The Tate announces some impressive acquisitions of British art
The Tate has revealed its most recently acquired works and there's plenty to feel excited about, including a piece by Britain's earliest professional female painter
Portrait of an Unknown Lady by Joan Carlile is the earliest work by a woman artist to enter the collection and is one of only a handful of surviving works attributed to the artist, thought to be the first woman in Britain to work as a professional portrait painter in oil.
Joining Carlile's piece will be an exceptional work of early British Impressionism by William Stott of Oldham, Le Passeur (The Ferry). Stott was a central figure in the early phase of British Impressionism and this work is widely regarded as the crowning achievement of his career.
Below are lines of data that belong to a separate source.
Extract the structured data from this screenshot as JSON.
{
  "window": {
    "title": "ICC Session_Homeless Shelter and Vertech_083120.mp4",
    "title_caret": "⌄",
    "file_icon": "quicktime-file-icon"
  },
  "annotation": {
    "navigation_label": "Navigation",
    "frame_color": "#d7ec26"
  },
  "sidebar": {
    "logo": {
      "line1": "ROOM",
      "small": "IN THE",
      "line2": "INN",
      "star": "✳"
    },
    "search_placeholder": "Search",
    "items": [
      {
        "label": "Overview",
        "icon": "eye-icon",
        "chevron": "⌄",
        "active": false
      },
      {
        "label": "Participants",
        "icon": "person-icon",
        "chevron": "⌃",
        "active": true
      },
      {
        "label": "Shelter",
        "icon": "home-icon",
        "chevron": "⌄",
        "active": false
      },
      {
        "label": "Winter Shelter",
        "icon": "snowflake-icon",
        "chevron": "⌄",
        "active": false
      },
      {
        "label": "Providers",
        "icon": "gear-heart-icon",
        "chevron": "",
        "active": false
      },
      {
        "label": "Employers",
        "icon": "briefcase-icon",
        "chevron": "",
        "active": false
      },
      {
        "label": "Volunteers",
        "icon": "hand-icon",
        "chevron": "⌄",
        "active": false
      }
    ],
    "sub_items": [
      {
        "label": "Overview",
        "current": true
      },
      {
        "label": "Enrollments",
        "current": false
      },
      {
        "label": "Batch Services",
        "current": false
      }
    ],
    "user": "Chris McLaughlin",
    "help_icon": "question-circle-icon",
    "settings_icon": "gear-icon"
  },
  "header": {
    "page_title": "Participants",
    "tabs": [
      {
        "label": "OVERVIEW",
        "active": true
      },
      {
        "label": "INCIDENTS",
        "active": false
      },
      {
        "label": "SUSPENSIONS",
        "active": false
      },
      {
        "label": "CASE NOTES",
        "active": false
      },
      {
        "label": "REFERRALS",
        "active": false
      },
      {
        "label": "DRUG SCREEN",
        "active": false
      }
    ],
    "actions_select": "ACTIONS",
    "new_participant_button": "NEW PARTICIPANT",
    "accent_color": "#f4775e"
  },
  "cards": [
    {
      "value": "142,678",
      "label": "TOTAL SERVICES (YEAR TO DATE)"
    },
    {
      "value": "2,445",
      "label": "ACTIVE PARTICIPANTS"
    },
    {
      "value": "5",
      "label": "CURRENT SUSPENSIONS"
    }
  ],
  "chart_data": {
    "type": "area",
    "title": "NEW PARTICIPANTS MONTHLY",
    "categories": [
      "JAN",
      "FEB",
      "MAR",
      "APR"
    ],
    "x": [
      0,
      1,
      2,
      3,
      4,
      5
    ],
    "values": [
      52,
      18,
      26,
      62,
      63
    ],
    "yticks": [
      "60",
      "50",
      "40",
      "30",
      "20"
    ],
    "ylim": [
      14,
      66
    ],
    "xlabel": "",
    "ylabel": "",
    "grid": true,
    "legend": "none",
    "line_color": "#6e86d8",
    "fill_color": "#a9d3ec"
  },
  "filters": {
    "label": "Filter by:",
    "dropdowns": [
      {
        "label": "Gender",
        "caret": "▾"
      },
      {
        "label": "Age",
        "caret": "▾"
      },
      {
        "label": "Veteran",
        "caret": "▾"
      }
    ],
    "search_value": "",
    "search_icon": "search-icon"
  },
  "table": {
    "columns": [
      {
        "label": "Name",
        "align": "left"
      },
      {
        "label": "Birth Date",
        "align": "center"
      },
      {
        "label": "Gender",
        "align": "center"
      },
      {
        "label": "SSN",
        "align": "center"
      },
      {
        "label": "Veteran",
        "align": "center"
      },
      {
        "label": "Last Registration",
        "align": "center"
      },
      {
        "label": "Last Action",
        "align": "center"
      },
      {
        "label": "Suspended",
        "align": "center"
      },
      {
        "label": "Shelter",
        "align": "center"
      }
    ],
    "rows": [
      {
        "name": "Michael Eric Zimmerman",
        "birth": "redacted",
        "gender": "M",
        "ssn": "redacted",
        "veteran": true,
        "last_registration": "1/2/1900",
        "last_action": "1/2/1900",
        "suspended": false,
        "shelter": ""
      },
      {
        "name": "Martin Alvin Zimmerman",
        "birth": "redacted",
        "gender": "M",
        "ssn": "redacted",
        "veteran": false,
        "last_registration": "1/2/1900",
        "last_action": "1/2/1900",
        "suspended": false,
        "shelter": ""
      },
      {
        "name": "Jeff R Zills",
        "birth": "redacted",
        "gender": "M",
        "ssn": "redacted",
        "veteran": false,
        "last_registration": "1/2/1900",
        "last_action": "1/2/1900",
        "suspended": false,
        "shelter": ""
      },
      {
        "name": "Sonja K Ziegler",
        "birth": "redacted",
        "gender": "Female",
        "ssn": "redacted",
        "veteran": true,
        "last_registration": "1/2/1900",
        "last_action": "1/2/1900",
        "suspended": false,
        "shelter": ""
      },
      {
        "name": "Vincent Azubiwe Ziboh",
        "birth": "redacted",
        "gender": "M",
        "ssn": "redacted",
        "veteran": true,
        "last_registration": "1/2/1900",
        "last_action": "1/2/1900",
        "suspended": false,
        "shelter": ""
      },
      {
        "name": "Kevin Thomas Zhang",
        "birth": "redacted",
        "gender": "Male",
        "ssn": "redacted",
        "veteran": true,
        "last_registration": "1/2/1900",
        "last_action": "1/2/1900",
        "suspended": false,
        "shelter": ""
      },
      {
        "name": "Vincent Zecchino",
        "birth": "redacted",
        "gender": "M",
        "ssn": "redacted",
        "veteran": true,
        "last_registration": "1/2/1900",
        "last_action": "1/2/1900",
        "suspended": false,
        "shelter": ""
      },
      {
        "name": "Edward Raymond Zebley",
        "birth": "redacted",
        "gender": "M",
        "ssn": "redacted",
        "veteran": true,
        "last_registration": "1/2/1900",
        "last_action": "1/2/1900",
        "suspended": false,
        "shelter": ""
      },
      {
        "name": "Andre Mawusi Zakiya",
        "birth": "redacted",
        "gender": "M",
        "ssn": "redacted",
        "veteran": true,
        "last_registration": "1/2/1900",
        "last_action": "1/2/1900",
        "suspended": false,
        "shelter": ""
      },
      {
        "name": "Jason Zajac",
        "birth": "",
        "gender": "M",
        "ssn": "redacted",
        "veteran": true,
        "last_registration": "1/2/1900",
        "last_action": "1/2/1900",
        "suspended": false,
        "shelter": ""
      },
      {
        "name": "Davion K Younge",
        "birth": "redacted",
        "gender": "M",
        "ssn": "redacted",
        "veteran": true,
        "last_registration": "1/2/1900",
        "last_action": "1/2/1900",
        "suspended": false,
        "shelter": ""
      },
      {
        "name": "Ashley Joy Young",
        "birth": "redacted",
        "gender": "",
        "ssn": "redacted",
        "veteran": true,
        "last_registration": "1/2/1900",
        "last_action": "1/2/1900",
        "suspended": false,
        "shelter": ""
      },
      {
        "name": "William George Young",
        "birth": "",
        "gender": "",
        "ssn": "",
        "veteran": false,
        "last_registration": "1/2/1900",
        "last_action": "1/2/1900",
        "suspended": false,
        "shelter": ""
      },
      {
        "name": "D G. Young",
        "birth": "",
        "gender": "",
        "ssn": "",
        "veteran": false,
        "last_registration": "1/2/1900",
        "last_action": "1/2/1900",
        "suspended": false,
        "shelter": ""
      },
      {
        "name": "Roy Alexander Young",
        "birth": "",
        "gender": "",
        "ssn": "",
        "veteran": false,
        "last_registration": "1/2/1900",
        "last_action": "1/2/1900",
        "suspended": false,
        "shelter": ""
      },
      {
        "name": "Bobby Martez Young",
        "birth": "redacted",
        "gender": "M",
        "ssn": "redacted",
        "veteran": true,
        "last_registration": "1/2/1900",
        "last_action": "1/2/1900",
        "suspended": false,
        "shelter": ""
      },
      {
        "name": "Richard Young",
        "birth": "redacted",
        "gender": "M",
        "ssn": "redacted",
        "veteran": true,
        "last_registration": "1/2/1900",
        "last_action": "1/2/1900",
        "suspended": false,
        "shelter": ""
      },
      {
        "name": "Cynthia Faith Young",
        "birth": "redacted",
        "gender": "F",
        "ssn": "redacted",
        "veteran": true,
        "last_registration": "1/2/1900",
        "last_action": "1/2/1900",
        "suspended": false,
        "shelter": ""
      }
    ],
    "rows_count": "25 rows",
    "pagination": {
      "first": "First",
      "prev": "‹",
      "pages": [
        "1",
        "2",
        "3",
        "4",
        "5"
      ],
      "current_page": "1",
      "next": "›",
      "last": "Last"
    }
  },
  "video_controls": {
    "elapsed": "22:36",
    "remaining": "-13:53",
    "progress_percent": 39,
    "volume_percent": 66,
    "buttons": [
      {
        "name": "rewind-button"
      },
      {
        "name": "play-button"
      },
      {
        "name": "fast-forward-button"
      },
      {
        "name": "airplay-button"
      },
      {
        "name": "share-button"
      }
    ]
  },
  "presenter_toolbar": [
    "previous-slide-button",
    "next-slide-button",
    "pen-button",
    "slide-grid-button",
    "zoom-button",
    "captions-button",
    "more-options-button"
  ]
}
The painting will be displayed at Tate Britain in April 2017 before touring to three other UK galleries.
Further acquisitions include Sir Joshua Reynolds’s full-length portrait Frederick Howard, 5th Earl of Carlisle 1769, Mark Wallinger's State Britain 2007, created for the Tate Britain Commission series supported by Sotheby’s and one of the most politically charged works of recent years, and War Damaged Musical Instruments 2015 by Turner Prize winner Susan Philipsz.
Director of Tate Britain, Alex Farquharson said: “We have the greatest collection of British art in the world and it gets better every year... Tate Britain is where we can tell an unending story of British art both by giving British artists a platform on the world stage and by showing how international artists have played their part in our own art history.” We couldn't agree more.